Julie Bonds understands all too well the conection between where you live and how you feel about yourself, your life, and your options. In 1996, this mother of four was living in cramped, deteriorating housing in Mecca, Calif. Living like this, "You kind of feel down and don't think you can ever get anywhere," Julie says. She wanted to raise her family in a cleaner, safer environment but didn't know where to being. Then she found the Coachella Valley Housing Coalition (CVHC).
With CVHC's help, Julie moved herself and her children to Nueva Vista, then a newly-construted affordable housing complex developed and owned by CVHC. When she moved, Julie says, "it changed a lot of things. It really changes your outlook on life. Once I felt that my family was in a secure community, I felt that I could do even more to make a better life for them."
Today, Julie works as an OB technician at a local hospital, and she and her children live in four-bedroom home in Paseo de los Poetas, another CVHC community. She is in the process of building her own home through the organization's Self-Help Housing program, through which low-income families work together to build their houses and use their "sweat equity" as the down payment. As Julie discovered, "it really is sweat equity because you really have to sweat -- it's very hard."

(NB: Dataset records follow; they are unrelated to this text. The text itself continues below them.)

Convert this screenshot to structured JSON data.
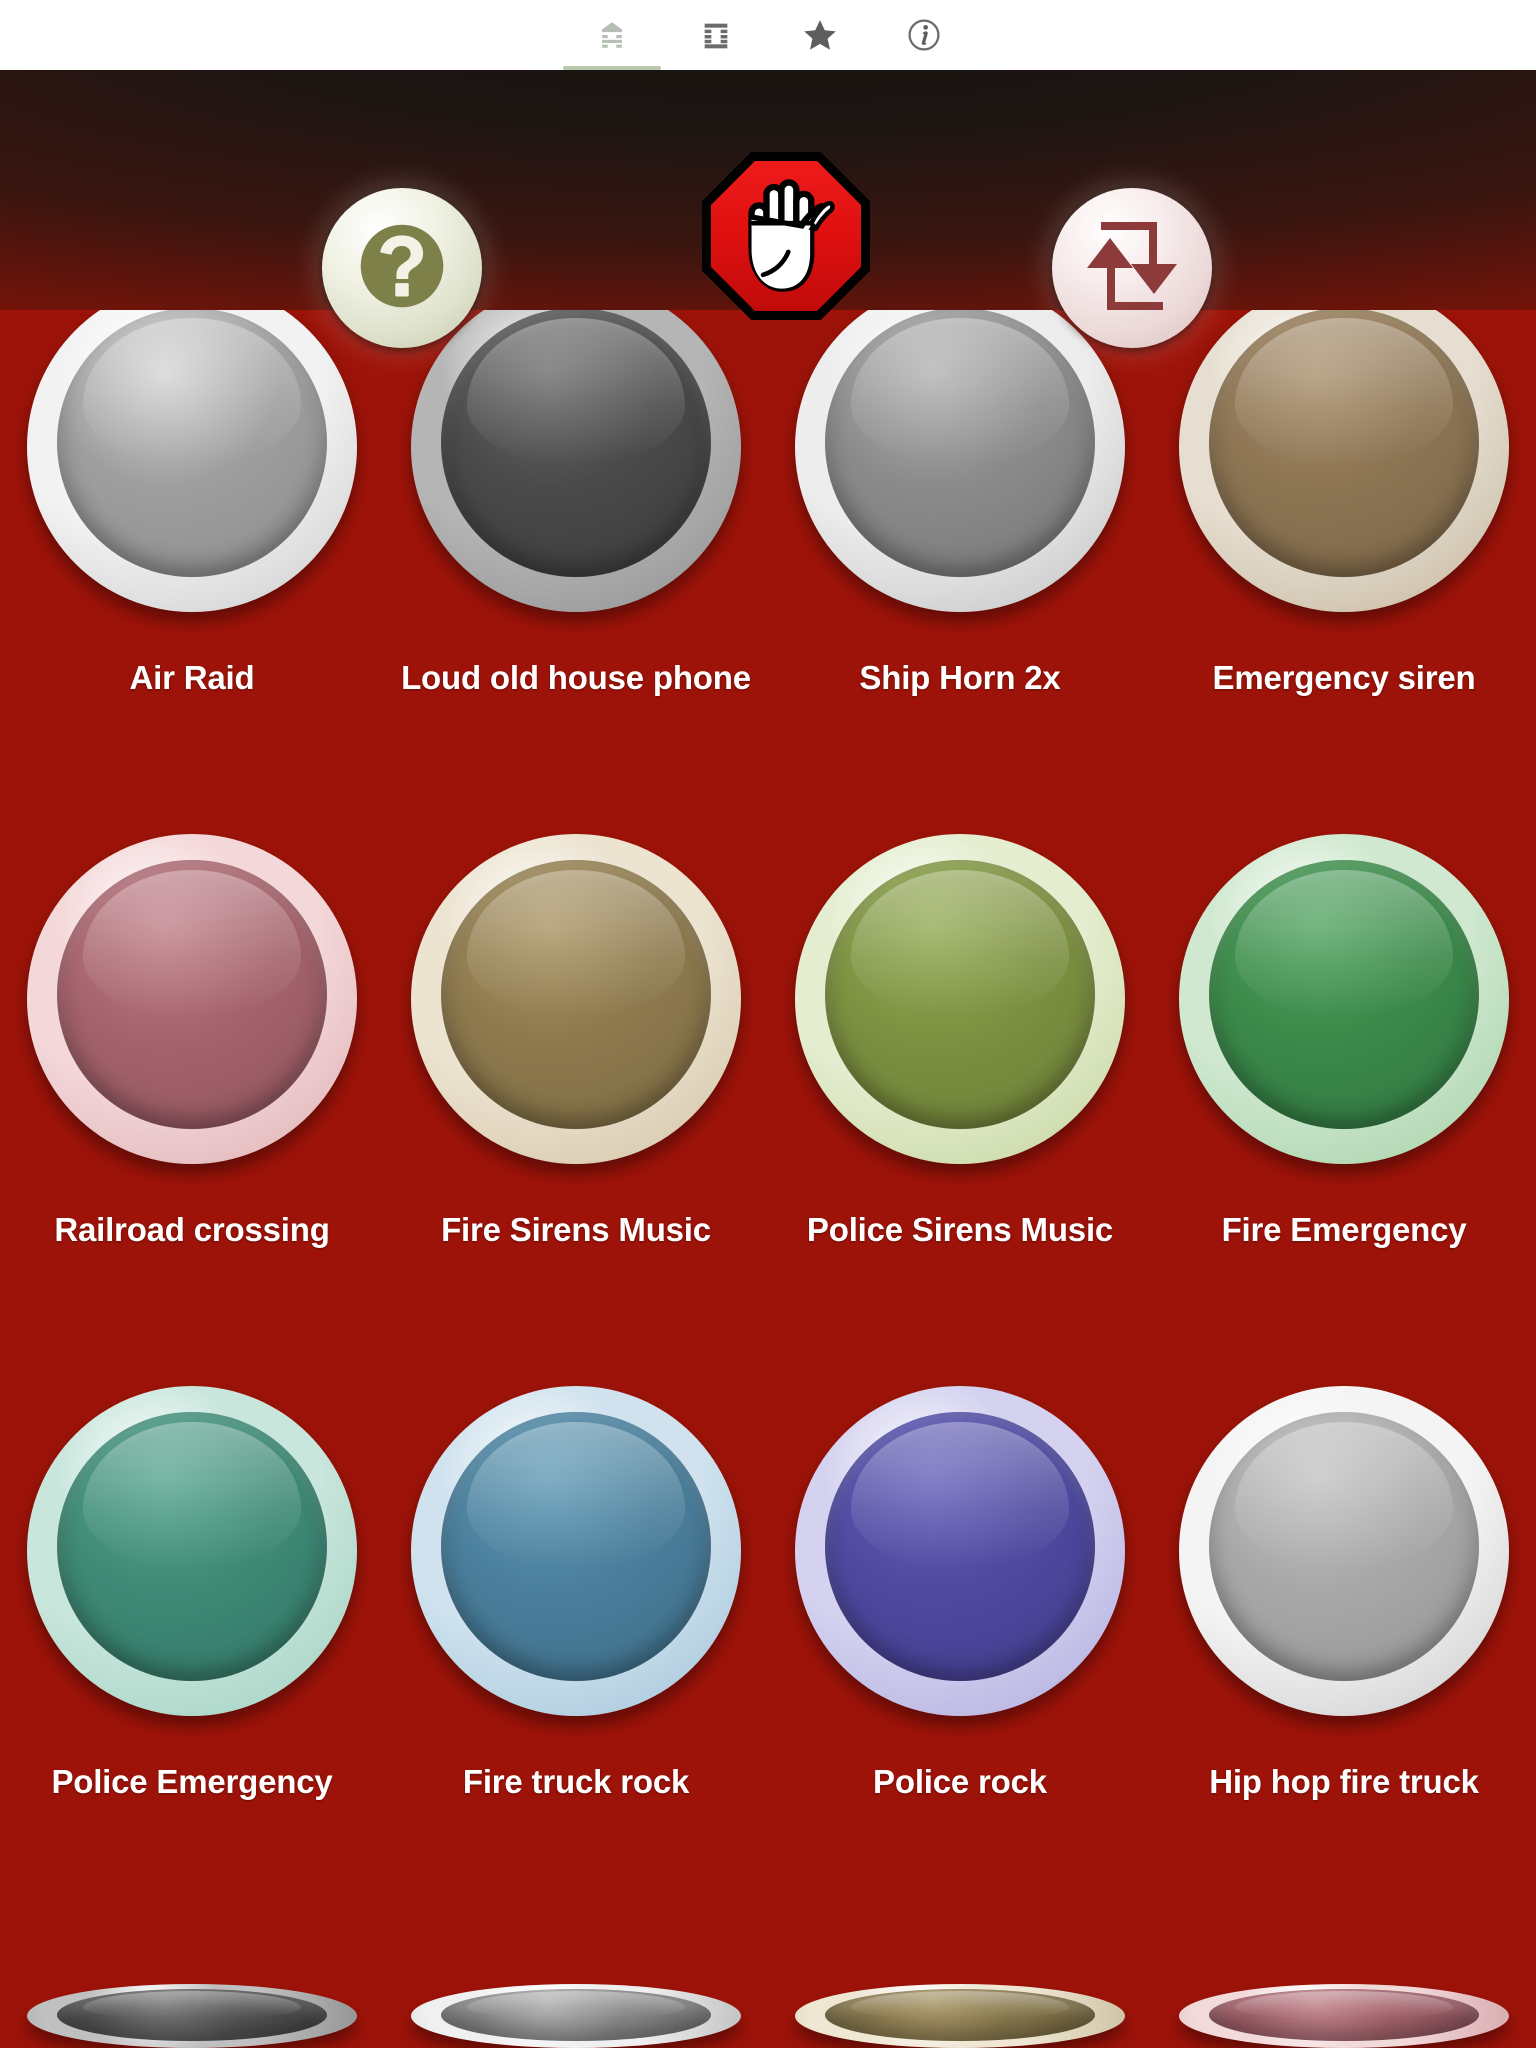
{
  "tabs": [
    {
      "id": "tab-sounds",
      "icon": "document-icon",
      "active": true
    },
    {
      "id": "tab-list",
      "icon": "list-icon",
      "active": false
    },
    {
      "id": "tab-favorites",
      "icon": "star-icon",
      "active": false
    },
    {
      "id": "tab-info",
      "icon": "info-circle-icon",
      "active": false
    }
  ],
  "controls": {
    "help": {
      "label": "?",
      "icon": "question-mark-icon",
      "disc_color": "#eff1e2",
      "mark_color": "#7d8048"
    },
    "stop": {
      "icon": "stop-hand-icon",
      "octagon_color": "#e01010",
      "border_color": "#000000",
      "hand_color": "#ffffff"
    },
    "loop": {
      "icon": "repeat-loop-icon",
      "disc_color": "#f6eaea",
      "mark_color": "#8d3a3a"
    }
  },
  "theme": {
    "body_bg": "#9d1309",
    "header_top": "#171310",
    "header_bottom": "#8d1208",
    "tabbar_bg": "#ffffff",
    "label_color": "#ffffff",
    "active_tab_underline": "#b9c7ad"
  },
  "sounds": [
    {
      "label": "Air Raid",
      "ring": "#f2f2f2",
      "ring2": "#c9c9c9",
      "dome": "#9e9e9e",
      "dome2": "#8c8c8c",
      "gloss": "#d6d6d6"
    },
    {
      "label": "Loud old house phone",
      "ring": "#b5b5b5",
      "ring2": "#8e8e8e",
      "dome": "#4a4a4a",
      "dome2": "#3a3a3a",
      "gloss": "#6e6e6e"
    },
    {
      "label": "Ship Horn 2x",
      "ring": "#ededed",
      "ring2": "#bdbdbd",
      "dome": "#8b8b8b",
      "dome2": "#757575",
      "gloss": "#b3b3b3"
    },
    {
      "label": "Emergency siren",
      "ring": "#e6ded0",
      "ring2": "#c3b49c",
      "dome": "#8d7553",
      "dome2": "#7a6446",
      "gloss": "#ab9270"
    },
    {
      "label": "Railroad crossing",
      "ring": "#f4d7d9",
      "ring2": "#dcaeb2",
      "dome": "#a5636c",
      "dome2": "#8e535c",
      "gloss": "#c2838c"
    },
    {
      "label": "Fire Sirens Music",
      "ring": "#ece3d0",
      "ring2": "#cfc0a2",
      "dome": "#8e7a4e",
      "dome2": "#7b6941",
      "gloss": "#ab9666"
    },
    {
      "label": "Police Sirens Music",
      "ring": "#e4edcf",
      "ring2": "#c2d39b",
      "dome": "#7d9141",
      "dome2": "#6b7d36",
      "gloss": "#96ac58"
    },
    {
      "label": "Fire Emergency",
      "ring": "#cfe8cf",
      "ring2": "#a3cfa5",
      "dome": "#3c8a4a",
      "dome2": "#2f7540",
      "gloss": "#55a564"
    },
    {
      "label": "Police Emergency",
      "ring": "#c9e6dc",
      "ring2": "#9ccfbe",
      "dome": "#3f8a76",
      "dome2": "#327566",
      "gloss": "#5aa692"
    },
    {
      "label": "Fire truck rock",
      "ring": "#cfe2ee",
      "ring2": "#a0c2d8",
      "dome": "#4a7f9c",
      "dome2": "#3d6c87",
      "gloss": "#639bb7"
    },
    {
      "label": "Police rock",
      "ring": "#d4d2ef",
      "ring2": "#adaade",
      "dome": "#4f4aa0",
      "dome2": "#423c8c",
      "gloss": "#6964bb"
    },
    {
      "label": "Hip hop fire truck",
      "ring": "#f4f4f4",
      "ring2": "#c7c7c7",
      "dome": "#a8a8a8",
      "dome2": "#949494",
      "gloss": "#c4c4c4"
    }
  ],
  "sounds_partial": [
    {
      "label": "",
      "ring": "#c0c0c0",
      "ring2": "#949494",
      "dome": "#555555",
      "dome2": "#464646",
      "gloss": "#757575"
    },
    {
      "label": "",
      "ring": "#f0f0f0",
      "ring2": "#c2c2c2",
      "dome": "#8a8a8a",
      "dome2": "#767676",
      "gloss": "#aeaeae"
    },
    {
      "label": "",
      "ring": "#efe7d4",
      "ring2": "#cfc3a4",
      "dome": "#8a7a4e",
      "dome2": "#786941",
      "gloss": "#a69364"
    },
    {
      "label": "",
      "ring": "#f2d9da",
      "ring2": "#d8abaf",
      "dome": "#a5636c",
      "dome2": "#8e535c",
      "gloss": "#c0828b"
    }
  ]
}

Julie no longer dreams of doing better for herself and her family. With CVHC's help, she is. She's grateful for the opportunities that CVHC has provided for her. "If it wasn't for them," says Julie, "I don't know where I'd be right now."